“In Halliday v Nevill, this Court held that if the path or driveway leading to the entrance of a suburban dwelling-house is left unobstructed, with any entrance gate unlocked, and without indication by notice or otherwise that entry by visitors or some class of visitors is forbidden, the law will imply a licence in favour of any member of the public to go on that path or driveway for any legitimate purpose that in itself involves no interference with the occupier’s possession or injury to the person or property of the occupier, or the occupier’s guests.
But as Brennan J pointed out in his dissenting opinion in Halliday, there are cases in which it is necessary to recognise that when it is police officers who seek to enter the land of another here is ‘a contest between public authority and the security of private dwellings’.”
In the High Court of AustraliaHALLIDAY v NEVILL  HCA80; (1984) 155CLR1 (6 December 1984) Justice Brennan said at  “…..A police officer, in common with any other person on legitimate business, has an implied licence from the occupier of a dwelling-house ‘to come through the gate, up the steps, and knock on the door of the house’ (per Lord Parker C.J. in Robson v. Hallett, at p 951).
That, as Lord Widgery C.J. explained in Brunner v. Williams (1975) 73 LGR 266, at p 272, ‘means that anyone who has any genuine reason for wishing to enter the house or the garden has implied licence from the occupier to approach the front or nearest door and ask whether he may be given permission for what he wishes to do’. Now a licence in the terms thus discussed is fairly to be implied in the generality of cases as an incident of living in society.
Unless a notice says “Keep Out” it is, generally speaking, reasonable to imply a licence to come up and ask ‘May I come in?’ “
New South Wales v Ibbett  HCA 57 (12 December 2006)HIGH COURT OF AUSTRALIAGLEESON CJ, GUMMOW, KIRBY, HEYDON AND CRENNAN JJSTATE OF NEW SOUTH WALES APPELLANTANDDOROTHY ISABEL IBBETT RESPONDENTNew South Wales v Ibbett  HCA 5710 12 December 2006S227/2006ORDERAppeal dismissed with costs.
On appeal from the Supreme Court of New South Wales[Extracts] Exemplary damages

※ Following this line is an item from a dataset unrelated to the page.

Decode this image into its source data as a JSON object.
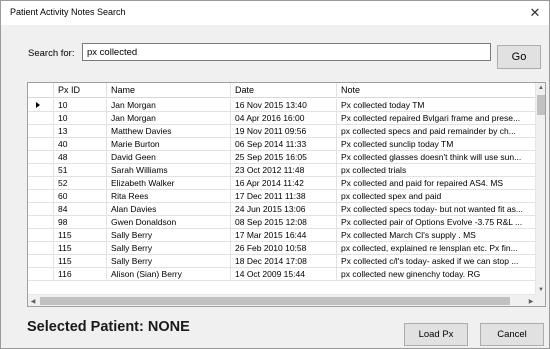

20 38. The common law fixes by various means a line between the interests of the individual in personal freedom of action and the interests of the State in the maintenance of a legally ordered society. An action for trespass to land and an award of exemplary damages has long been a method by which, at the instance of the citizen, the State is called to account by the common law for the misconduct of those acting under or with the authority of the Executive Government.
Indeed, the first reported use of the expression “exemplary damages” may have been by Pratt LCJ in Huckle v Money. Huckle was one of several tort actions in the Court of Common Pleas arising from the use by the administration of George Grenville of general warrants in its campaign in the 1760s against the 30 activities of John Wilkes and the publication styled the North Briton. The jury in Huckle awarded no less than £300 damages, an enormous sum for the times, and the Lord Chief Justice said they were not excessive.
39. Windeyer J later doubted whether the origin of the idea conveyed by the term “exemplary damages” was as recent as Huckle. However that may be, what is well established is that an award of exemplary damages may serve “a valuable purpose in restraining the arbitrary and outrageous use of executive power” and “oppressive, arbitrary or unconstitutional action by the servants of the government”.
The words are those of Lord Devlin, no supporter of the general use 40 of this remedy. His Lordship added that:
“the servants of the government are also the servants of the people and the use of their power must always be subordinate to their duty of service”.